• Vittoria
How does seasons affect insolation received?
8 years ago
• liberato dellucci
8 years ago
• Larisa
How do the seasons happen?
8 years ago
• evelyn mackenzie
How do seasons affect solar panels?
7 years ago
• Stefan
How water affects the seasons?
7 years ago
• lorenza
Where is the overhead noon sun on june 22?
7 years ago
• nereo
How do seasons effect solar radiation?
4 years ago
• philipp
How does the season affect the insolation?
3 years ago
• Thomas
How does the time or season of the year affects insolation?
3 years ago
• bisrat
What happens when we receive the most insolation on 21 December?
3 years ago
• giuseppina
When does the northern.hemisphere receive the most insolation?
3 years ago
• azzeza
How does seoson affect insolation?
2 years ago
• SILKE
Does insolation and the sun's path mean the same thing?
2 years ago
• Alyssa
How does insolation and incidence effect the seasons?
1 year ago
• milen
How does latitude and season affect duration of insolation?
1 year ago
• GLEN
How does latitude affect solar incolation?
1 year ago
• Asmara
How seasons affects insolation?
1 year ago
• max
How does ocean pollution affect solar insolation?
6 months ago
• elisa
What season does the sun have the greatest insolation?
3 months ago
• sointu paasilinna
What impact does latitude have on solar insolation?

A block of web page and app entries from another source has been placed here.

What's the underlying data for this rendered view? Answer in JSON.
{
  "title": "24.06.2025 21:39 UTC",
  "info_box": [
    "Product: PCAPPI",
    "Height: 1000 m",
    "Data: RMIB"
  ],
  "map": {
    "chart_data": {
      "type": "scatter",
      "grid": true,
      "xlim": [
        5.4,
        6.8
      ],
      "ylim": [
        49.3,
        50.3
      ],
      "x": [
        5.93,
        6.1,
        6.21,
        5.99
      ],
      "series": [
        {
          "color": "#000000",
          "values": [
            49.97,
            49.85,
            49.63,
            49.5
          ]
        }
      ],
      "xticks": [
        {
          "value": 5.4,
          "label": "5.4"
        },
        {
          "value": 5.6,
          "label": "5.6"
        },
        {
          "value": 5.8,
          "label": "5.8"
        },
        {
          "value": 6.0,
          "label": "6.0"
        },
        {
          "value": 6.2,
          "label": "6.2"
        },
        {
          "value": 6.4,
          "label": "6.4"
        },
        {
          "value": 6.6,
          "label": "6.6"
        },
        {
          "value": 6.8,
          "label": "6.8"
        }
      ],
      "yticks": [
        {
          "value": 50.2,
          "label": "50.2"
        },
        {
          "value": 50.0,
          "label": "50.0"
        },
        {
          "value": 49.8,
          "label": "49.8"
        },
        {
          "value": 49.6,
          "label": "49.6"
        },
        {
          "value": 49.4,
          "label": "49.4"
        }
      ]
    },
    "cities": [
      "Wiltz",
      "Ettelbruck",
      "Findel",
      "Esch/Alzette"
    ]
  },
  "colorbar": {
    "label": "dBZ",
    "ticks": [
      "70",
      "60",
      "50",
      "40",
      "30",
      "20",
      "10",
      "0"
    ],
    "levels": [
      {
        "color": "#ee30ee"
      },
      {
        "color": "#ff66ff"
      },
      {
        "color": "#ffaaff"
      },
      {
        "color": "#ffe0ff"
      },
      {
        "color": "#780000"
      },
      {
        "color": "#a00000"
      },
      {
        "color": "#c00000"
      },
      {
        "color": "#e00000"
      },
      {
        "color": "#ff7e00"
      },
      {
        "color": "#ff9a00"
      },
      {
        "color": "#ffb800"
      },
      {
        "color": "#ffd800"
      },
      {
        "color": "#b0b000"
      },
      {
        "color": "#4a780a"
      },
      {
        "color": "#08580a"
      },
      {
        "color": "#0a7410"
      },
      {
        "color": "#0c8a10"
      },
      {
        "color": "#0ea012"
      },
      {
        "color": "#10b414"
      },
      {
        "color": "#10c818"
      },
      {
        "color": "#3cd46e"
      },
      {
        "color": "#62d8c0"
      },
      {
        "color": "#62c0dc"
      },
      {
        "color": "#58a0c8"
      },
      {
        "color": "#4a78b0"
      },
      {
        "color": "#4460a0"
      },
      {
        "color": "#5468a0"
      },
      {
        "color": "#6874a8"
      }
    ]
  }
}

3 months ago
• PONTO
Which planet in the solar system recieves the least amout of insolation?
4 days ago